According to the Energy Information Administration (EIA), the United States now has less than 25 days of diesel stocks, the lowest level since 2008—and down from 34.2 days during the previous four weeks. The fuel is already being rationed in the Northeast, with suppliers in several states forced to conserve heating oil as the winter months approach. New England’s stockpiles are at less than a third of their usual levels for this time of year and the lowest levels since April 1992, which is concerning since those states rely on the fuel for heating more than any other part of the country. Diesel is also used for transporting goods as well as powering construction, farming and military vehicles and equipment. Unlike gasoline and jet fuel, demand for diesel recovered at a much faster pace from the coronavirus pandemic. In 2021, the U.S. transportation sector consumed 46.82 billion gallons, or 1.11 billion barrels of diesel fuel — at an average of about 128 million gallons a day.
Total national diesel stockpiles are at 106.187 million barrels, down about 34 percent since Biden took office. According to EIA, demand eased in the past week, coming in at 4.072 million barrels, although consumption is still up nearly 20 percent compared to the previous four weeks.
The national average price of diesel as of October 24 was at $5.34 a gallon — $1.63 more than last year. Traders are paying more for prompt deliveries than longer-term deliveries as they expect prices to drop in the future — a downward market structure known as “backwardation.” The market usually moves into “contango” — the opposite of backwardation, where demand is lower and suppliers build up inventory with the expectation of higher future prices in the summer. However, strong domestic and international demand, shrinking domestic refining capacity and sanctions on Russian petroleum imports have kept the diesel market tight throughout the year.
The Northeast Home Heating Oil Reserve holds one million barrels of diesel in case of a disruption in supplies. However, diesel demand is so high, that if a million barrels of diesel were delivered from the Northeast reserve, those barrels would be depleted in less than six hours.
The Biden administration recently announced it would be tapping into the country’s emergency oil reserves again to counter rising gasoline and diesel prices, despite concerns over the long-term efficacy.
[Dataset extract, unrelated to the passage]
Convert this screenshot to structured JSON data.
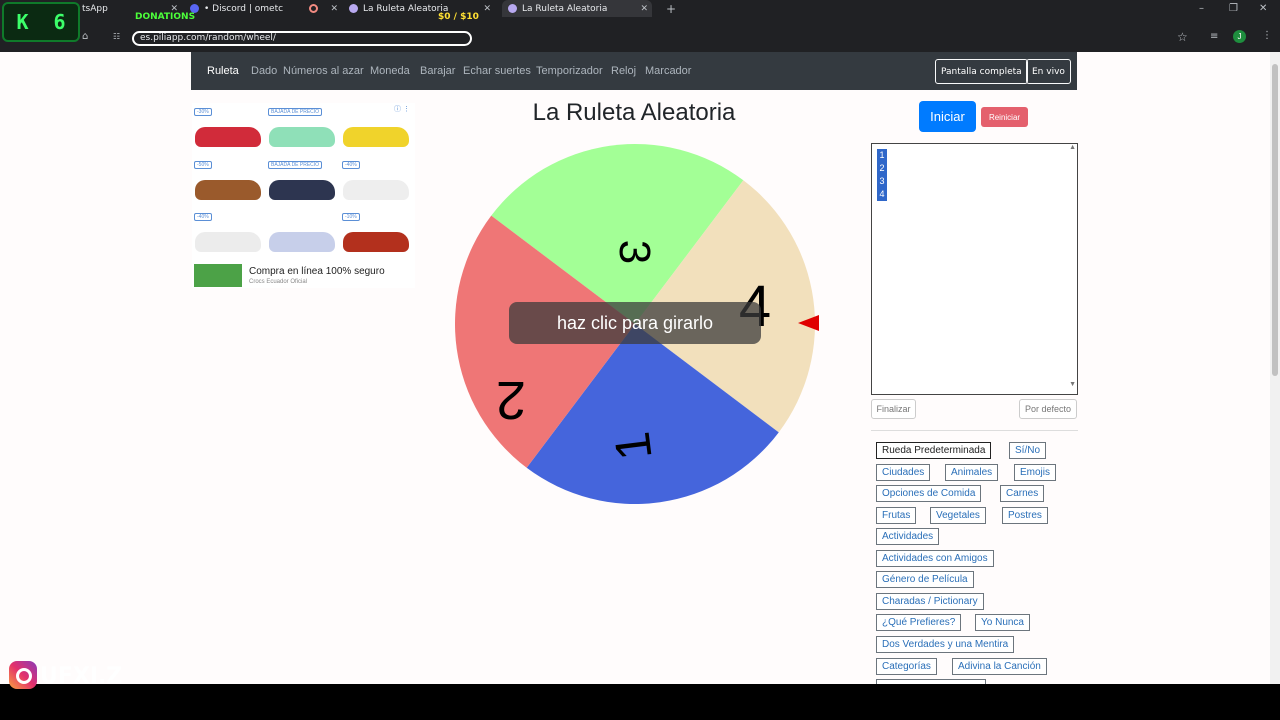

Due to the Biden Administration’s depleting the reserve since November 2021, the Strategic Petroleum Reserve is at levels not seen since June 1984. In November, Biden tapped the reserve for 50 million barrels of oil ahead of Thanksgiving. In March, Biden tapped the reserve again for 30 million barrels at the onset of Russia’s war with Ukraine. Shortly thereafter, Biden followed up that release with the 180 million barrel drawn down. Biden is now tapping the last 15 million barrels of the 180 million barrels just before Election Day to keep prices from rising as the electorate goes to the polls.
By the end of the year, Biden will have depleted 260 million barrels of oil from the reserve, which has an authorized capacity of 714 million barrels. The reserve now holds about 400 million barrels of oil, marking its lowest level since June 1984. The emergency petroleum reserve, established in the 1970s to prepare the United States for a sudden and severe disruption in supply is being used by the Biden administration to keep gasoline and diesel prices from rising.
White House officials are also considering petroleum export restrictions. Banning or limiting the export of refined products would likely decrease inventory levels, reduce domestic refining capacity through closures or conversion to biofuels, put upward pressure on consumer fuel prices and alienate U.S. allies during a time of war. In California, refiners producing biofuels currently receive a premium of $3.70 per gallon. Setting minimum inventory levels could also affect the number of exports being sent out to foreign countries. And even if domestic supply sees some relief, prices could still be pushed up around the rest of the world.
Meanwhile, two vessels carrying about 90,000 tons of diesel and jet fuel are scheduled to arrive in New York after being diverted from their original European destinations. In addition, Delta Air Lines’ Trainer refinery in Pennsylvania is poised to return from seasonal maintenance, which will help increase diesel output. Since 2020, the United States lost about 1 million barrels per day in operable refining capacity. Over the past decade, the number of refineries dropped to 129; in the Northeast, only seven refineries remain. Refinery utilization rates have been averaging above 90 percent. Despite knowing how tight the refinery market is, Biden is doing nothing to encourage more refineries to be built or expanding existing ones.
U.S. diesel inventories are unacceptably low as demand is surging ahead of winter — with only 25 days of supply left. The low level of inventory and the escalating prices, over $5 a gallon, has gotten the attention of the White House going into the mid-term elections. Diesel is the second largest cost to the trucking industry, after labor, and the high diesel prices will continue to affect inflation through the production and delivery of food and merchandise. As the SPR is being decimated of the quality of oil that U.S. refiners need, Biden is running out of ways to bring prices down. Further, the Northeast is in dire shape as winter approaches with distillate stocks down by about a third, inadequate pipeline capacity and fracking bans. The Northeast is taking on many of the characteristics of Europe when it comes to energy.